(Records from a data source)
Start of Block
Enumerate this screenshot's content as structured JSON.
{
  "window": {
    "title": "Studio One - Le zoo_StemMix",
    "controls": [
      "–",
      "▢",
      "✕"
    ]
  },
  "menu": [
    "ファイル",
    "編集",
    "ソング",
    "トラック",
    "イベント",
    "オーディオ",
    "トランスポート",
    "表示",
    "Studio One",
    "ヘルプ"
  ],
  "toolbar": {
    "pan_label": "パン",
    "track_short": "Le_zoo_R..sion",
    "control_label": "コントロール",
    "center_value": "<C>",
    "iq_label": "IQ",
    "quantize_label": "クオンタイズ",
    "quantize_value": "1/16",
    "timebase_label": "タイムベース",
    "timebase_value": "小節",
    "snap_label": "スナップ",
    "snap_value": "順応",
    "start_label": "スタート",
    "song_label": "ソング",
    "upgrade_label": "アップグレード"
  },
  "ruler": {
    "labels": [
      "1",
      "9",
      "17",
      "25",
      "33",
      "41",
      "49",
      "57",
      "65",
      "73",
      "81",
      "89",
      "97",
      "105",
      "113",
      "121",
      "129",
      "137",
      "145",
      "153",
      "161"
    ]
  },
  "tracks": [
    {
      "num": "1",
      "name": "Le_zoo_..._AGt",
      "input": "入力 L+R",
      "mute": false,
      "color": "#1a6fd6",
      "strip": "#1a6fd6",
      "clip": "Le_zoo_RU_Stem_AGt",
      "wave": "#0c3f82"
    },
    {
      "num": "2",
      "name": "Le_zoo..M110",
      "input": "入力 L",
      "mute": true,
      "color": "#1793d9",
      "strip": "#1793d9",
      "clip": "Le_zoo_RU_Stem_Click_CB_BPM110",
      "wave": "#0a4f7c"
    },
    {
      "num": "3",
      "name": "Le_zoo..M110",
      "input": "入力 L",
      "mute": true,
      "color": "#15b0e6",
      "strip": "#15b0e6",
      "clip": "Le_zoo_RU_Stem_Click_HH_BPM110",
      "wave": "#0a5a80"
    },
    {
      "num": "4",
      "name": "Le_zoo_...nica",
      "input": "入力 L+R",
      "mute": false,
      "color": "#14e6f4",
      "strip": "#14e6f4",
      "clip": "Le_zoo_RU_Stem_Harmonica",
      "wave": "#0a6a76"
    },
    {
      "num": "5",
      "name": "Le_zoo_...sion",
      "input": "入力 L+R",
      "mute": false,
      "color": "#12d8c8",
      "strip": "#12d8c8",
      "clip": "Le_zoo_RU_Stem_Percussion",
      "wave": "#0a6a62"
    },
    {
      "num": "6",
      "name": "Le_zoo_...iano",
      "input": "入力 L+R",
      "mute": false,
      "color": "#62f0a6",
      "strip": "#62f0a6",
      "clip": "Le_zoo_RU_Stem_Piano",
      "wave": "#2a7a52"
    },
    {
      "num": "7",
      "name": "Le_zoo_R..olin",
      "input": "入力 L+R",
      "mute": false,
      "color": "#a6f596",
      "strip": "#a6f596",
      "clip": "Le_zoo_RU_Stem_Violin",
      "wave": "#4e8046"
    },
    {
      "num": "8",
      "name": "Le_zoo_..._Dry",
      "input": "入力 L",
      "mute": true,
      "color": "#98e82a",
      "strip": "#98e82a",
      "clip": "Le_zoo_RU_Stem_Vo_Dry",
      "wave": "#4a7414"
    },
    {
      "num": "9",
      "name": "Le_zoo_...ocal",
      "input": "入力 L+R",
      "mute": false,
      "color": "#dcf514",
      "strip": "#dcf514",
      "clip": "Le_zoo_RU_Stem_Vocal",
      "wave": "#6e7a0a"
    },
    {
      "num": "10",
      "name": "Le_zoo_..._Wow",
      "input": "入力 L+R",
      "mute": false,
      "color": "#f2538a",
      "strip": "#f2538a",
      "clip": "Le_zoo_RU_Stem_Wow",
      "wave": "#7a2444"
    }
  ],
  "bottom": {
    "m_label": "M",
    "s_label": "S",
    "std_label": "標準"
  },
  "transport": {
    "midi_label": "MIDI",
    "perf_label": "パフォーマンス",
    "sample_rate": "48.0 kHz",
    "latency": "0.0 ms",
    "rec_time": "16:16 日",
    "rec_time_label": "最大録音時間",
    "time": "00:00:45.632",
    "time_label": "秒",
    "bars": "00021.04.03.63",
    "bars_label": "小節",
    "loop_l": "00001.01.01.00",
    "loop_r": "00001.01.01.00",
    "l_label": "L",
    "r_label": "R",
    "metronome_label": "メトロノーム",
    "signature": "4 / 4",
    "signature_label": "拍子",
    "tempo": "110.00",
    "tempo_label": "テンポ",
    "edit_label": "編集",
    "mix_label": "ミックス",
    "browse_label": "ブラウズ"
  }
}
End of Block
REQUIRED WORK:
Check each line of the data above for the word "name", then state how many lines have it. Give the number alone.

TASK RESPONSE:
10